WHAT YOU SHOULD DO:
Using the records below, filter out every line that lacks "connection" and copy the rest.

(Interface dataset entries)
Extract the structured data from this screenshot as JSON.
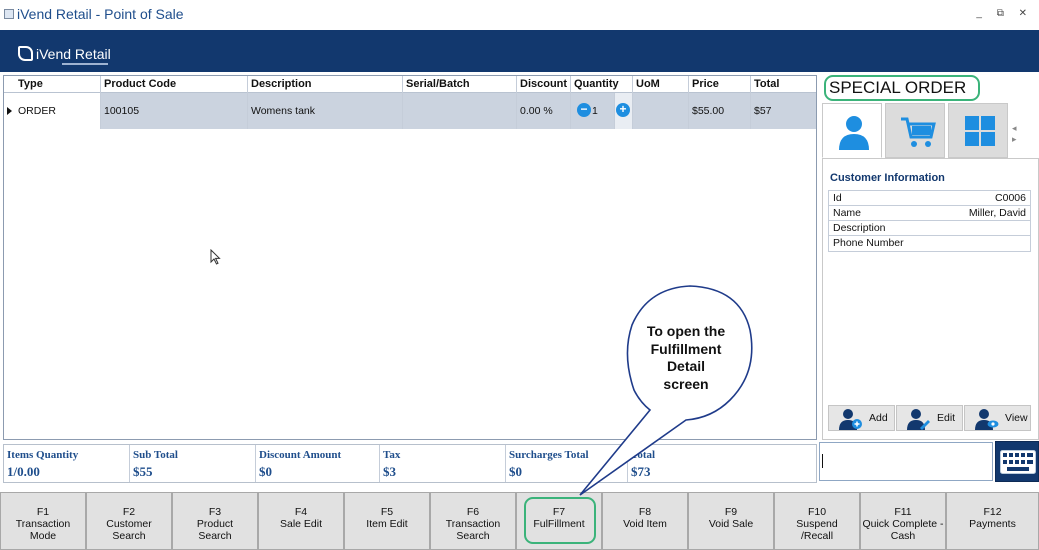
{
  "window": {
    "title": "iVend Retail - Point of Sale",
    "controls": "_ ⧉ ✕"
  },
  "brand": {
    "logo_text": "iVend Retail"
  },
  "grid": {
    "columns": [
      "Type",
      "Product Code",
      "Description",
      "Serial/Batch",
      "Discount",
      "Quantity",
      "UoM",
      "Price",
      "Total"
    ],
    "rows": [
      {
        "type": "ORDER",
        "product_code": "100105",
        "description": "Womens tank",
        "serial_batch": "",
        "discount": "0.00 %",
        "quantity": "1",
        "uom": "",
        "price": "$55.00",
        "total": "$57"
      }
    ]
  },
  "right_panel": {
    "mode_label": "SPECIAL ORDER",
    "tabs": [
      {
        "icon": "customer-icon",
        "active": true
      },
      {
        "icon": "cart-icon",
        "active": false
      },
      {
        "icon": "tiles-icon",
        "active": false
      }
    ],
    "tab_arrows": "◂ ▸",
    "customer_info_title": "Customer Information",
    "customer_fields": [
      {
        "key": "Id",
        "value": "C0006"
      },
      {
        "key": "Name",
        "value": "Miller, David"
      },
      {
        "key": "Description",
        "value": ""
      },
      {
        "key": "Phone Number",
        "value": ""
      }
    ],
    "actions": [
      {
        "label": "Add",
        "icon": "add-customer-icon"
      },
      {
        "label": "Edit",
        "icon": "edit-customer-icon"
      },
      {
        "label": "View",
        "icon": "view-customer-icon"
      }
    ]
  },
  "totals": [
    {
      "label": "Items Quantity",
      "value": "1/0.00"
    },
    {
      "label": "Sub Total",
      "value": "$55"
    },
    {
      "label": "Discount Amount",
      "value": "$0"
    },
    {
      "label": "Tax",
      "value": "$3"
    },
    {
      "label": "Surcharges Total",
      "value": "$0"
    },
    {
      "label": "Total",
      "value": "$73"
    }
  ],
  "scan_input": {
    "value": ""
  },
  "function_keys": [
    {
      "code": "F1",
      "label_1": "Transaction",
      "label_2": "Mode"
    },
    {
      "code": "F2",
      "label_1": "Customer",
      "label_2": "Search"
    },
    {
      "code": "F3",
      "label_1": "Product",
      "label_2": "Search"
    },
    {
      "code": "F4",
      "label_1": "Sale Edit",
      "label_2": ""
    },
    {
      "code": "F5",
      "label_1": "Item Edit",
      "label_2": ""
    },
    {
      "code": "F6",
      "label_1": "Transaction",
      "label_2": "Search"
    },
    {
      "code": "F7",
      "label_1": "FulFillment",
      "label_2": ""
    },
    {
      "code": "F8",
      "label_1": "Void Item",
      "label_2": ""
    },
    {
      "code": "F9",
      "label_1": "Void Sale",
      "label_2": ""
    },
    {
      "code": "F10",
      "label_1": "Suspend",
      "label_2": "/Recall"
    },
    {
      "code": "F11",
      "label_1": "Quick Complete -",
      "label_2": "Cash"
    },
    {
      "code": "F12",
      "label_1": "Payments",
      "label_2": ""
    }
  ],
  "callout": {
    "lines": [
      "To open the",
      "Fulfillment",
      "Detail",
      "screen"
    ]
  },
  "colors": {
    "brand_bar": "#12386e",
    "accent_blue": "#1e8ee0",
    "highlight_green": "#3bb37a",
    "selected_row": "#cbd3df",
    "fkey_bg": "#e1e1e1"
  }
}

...

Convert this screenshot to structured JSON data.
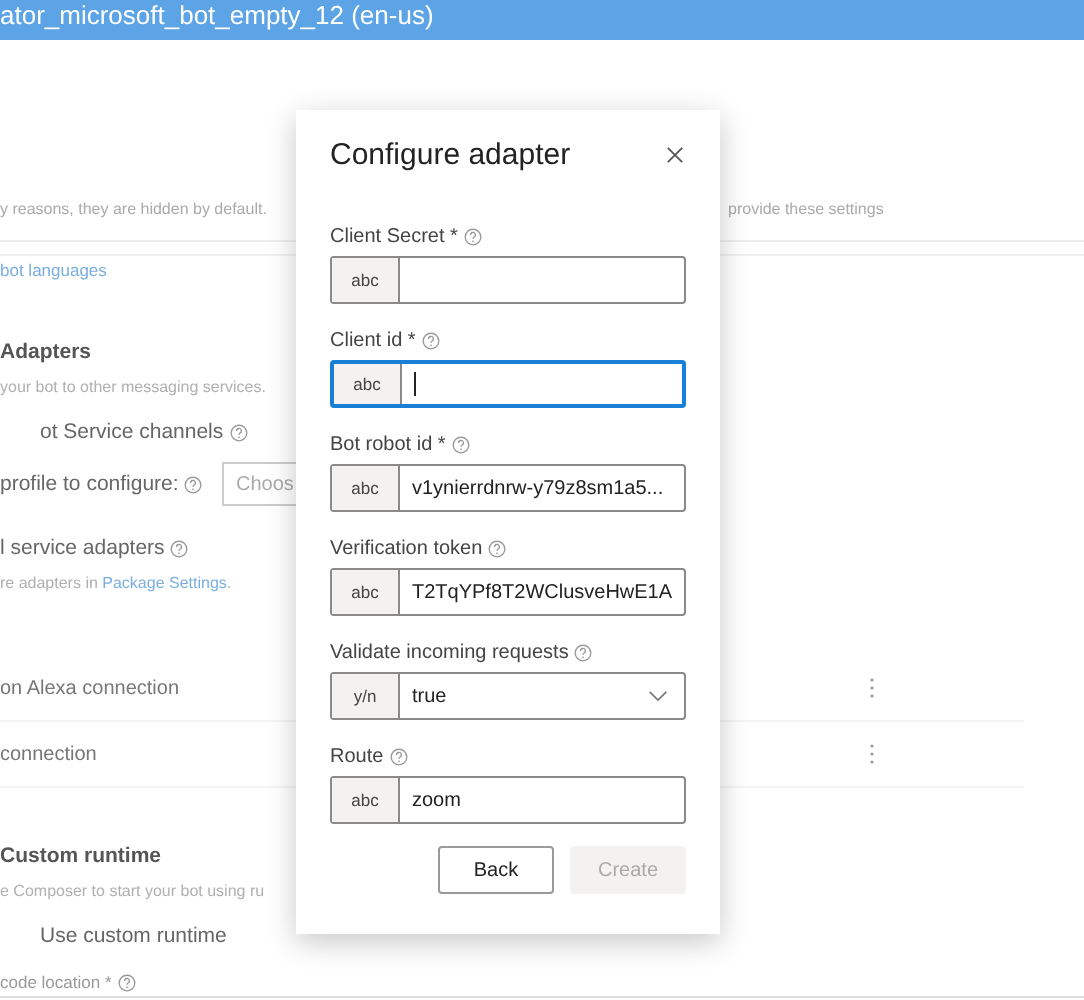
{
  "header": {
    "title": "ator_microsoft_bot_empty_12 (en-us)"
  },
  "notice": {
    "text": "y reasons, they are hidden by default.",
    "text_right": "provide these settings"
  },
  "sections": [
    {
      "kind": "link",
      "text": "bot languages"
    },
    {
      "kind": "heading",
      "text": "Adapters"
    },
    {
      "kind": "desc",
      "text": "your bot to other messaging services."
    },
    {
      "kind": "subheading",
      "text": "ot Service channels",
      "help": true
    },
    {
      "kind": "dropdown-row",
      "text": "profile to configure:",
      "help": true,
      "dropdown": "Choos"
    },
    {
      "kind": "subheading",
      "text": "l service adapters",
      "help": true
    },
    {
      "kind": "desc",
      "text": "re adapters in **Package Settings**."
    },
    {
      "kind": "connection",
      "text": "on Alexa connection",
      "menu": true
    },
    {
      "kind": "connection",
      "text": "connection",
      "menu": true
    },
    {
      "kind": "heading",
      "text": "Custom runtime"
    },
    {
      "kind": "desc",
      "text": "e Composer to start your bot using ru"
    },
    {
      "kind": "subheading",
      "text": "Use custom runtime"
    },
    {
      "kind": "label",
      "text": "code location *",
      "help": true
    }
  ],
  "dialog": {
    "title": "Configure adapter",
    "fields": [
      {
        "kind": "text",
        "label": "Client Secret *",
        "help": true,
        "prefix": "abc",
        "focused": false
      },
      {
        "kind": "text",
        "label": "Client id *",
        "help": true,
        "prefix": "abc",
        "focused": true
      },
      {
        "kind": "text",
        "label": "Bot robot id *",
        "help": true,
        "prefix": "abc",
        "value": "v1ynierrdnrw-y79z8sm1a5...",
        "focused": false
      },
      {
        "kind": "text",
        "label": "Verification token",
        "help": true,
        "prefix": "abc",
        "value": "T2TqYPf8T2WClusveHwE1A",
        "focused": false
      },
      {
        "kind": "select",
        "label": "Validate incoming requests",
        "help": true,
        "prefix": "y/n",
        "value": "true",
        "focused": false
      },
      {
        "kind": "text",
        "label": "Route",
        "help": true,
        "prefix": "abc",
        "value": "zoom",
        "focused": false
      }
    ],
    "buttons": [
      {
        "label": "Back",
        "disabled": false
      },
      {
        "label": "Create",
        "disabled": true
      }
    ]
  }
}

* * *

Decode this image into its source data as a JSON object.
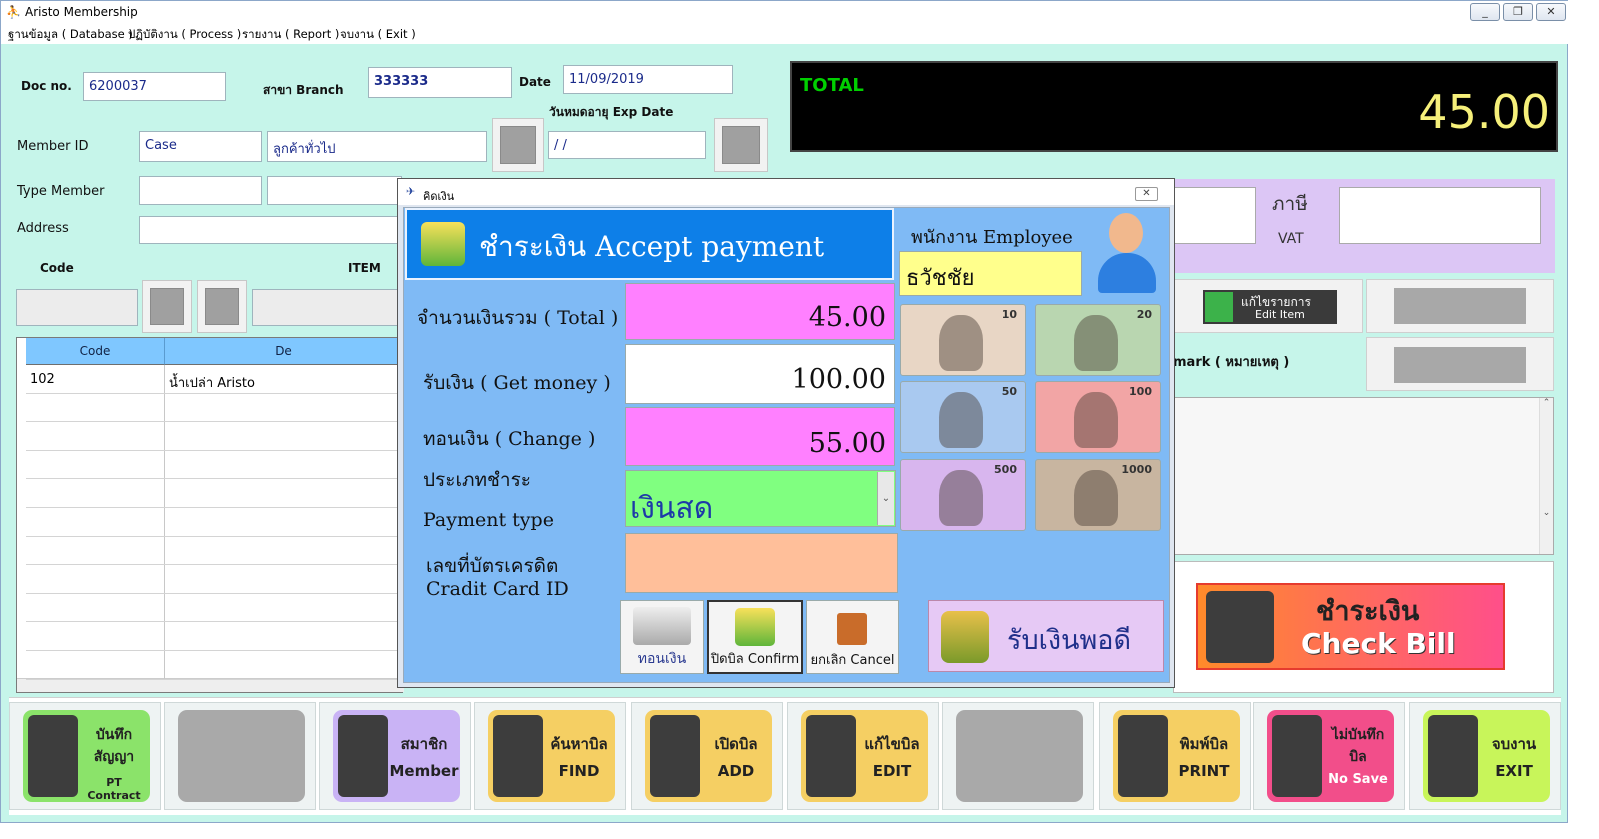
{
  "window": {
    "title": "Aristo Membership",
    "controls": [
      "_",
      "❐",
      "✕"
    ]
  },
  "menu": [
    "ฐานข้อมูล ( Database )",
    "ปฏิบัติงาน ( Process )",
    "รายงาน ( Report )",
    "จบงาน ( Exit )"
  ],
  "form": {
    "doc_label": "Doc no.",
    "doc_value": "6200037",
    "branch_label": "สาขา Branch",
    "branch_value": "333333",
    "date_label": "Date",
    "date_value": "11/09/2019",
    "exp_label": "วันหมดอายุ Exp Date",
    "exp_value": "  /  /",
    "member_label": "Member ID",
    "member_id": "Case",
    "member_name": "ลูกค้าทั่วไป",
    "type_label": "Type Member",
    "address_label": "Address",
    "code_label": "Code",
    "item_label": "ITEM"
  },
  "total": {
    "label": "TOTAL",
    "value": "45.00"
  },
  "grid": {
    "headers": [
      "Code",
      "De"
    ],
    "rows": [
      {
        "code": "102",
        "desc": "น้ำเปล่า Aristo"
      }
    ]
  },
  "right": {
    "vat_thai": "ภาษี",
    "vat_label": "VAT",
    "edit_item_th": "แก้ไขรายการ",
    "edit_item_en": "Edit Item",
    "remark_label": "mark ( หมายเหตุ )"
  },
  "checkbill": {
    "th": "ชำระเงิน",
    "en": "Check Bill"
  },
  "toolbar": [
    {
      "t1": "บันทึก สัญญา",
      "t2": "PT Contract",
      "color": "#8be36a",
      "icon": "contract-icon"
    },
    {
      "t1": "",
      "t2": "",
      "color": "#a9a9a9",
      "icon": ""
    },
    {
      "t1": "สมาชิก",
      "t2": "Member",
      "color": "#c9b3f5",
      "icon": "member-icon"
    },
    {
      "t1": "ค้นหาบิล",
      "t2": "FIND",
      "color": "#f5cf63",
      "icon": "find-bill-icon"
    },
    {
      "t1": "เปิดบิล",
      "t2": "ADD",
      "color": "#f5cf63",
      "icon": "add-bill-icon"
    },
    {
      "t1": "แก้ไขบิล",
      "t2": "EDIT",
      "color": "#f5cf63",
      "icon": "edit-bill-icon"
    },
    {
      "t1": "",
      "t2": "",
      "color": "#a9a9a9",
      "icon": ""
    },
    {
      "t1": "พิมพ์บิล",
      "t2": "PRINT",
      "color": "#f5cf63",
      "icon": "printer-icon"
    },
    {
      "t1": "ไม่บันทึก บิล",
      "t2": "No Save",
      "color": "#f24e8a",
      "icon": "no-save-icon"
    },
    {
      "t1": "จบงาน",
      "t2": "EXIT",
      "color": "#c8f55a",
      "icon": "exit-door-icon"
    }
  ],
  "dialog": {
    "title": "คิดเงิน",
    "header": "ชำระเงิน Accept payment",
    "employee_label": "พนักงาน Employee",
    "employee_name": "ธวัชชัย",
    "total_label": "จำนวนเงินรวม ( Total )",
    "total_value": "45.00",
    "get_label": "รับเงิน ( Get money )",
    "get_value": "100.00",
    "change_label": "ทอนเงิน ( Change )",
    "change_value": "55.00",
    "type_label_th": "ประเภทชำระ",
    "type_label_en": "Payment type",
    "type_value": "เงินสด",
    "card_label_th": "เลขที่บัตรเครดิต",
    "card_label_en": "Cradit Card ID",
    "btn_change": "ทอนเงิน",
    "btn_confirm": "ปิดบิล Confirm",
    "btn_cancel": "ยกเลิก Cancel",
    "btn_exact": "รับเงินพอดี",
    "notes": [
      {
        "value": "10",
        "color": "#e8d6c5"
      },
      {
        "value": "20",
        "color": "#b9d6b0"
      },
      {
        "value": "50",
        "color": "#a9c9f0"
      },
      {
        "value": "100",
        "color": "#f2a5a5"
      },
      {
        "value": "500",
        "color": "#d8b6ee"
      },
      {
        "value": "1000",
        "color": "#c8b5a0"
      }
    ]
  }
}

RESULT OF THE TASK:
      "kind": "connection",
      "text": "on Alexa connection",
      "kind": "connection",
      "text": "connection",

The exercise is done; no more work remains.